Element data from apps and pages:
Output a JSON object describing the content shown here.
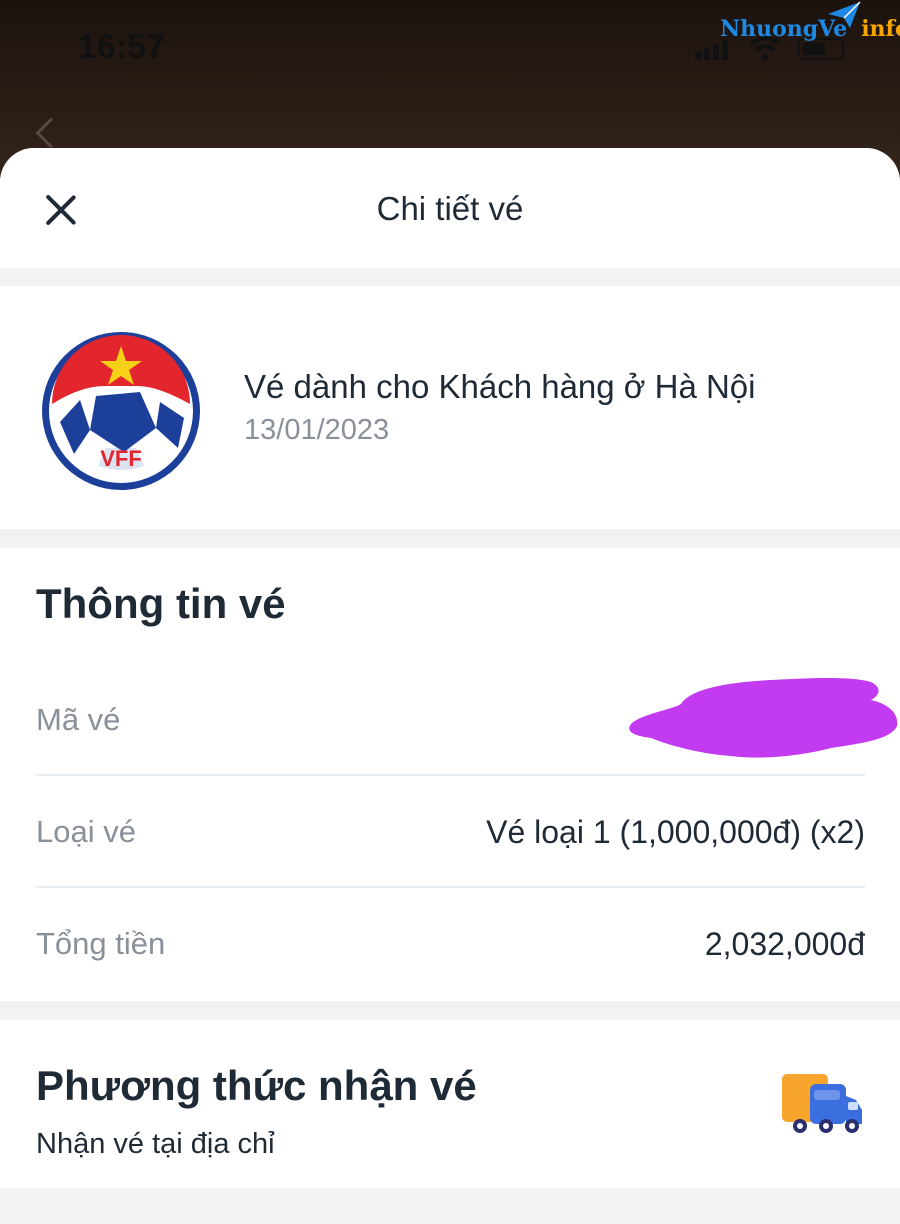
{
  "status_bar": {
    "time": "16:57"
  },
  "watermark": {
    "part1": "NhuongVe",
    "part2": "info"
  },
  "header": {
    "title": "Chi tiết vé"
  },
  "event": {
    "title": "Vé dành cho Khách hàng ở Hà Nội",
    "date": "13/01/2023",
    "logo_text": "VFF"
  },
  "ticket_info": {
    "section_title": "Thông tin vé",
    "rows": [
      {
        "label": "Mã vé",
        "value": ""
      },
      {
        "label": "Loại vé",
        "value": "Vé loại 1 (1,000,000đ) (x2)"
      },
      {
        "label": "Tổng tiền",
        "value": "2,032,000đ"
      }
    ]
  },
  "delivery": {
    "section_title": "Phương thức nhận vé",
    "method": "Nhận vé tại địa chỉ",
    "icon": "truck-icon"
  },
  "colors": {
    "accent_purple": "#c23bf0",
    "brand_red": "#e3262e",
    "brand_blue": "#1c3f9a"
  }
}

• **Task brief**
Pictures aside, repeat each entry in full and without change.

• **Reply**
Output a JSON object describing the content shown here.
{
  "status_bar": {
    "time": "16:57"
  },
  "watermark": {
    "part1": "NhuongVe",
    "part2": "info"
  },
  "header": {
    "title": "Chi tiết vé"
  },
  "event": {
    "title": "Vé dành cho Khách hàng ở Hà Nội",
    "date": "13/01/2023",
    "logo_text": "VFF"
  },
  "ticket_info": {
    "section_title": "Thông tin vé",
    "rows": [
      {
        "label": "Mã vé",
        "value": ""
      },
      {
        "label": "Loại vé",
        "value": "Vé loại 1 (1,000,000đ) (x2)"
      },
      {
        "label": "Tổng tiền",
        "value": "2,032,000đ"
      }
    ]
  },
  "delivery": {
    "section_title": "Phương thức nhận vé",
    "method": "Nhận vé tại địa chỉ",
    "icon": "truck-icon"
  },
  "colors": {
    "accent_purple": "#c23bf0",
    "brand_red": "#e3262e",
    "brand_blue": "#1c3f9a"
  }
}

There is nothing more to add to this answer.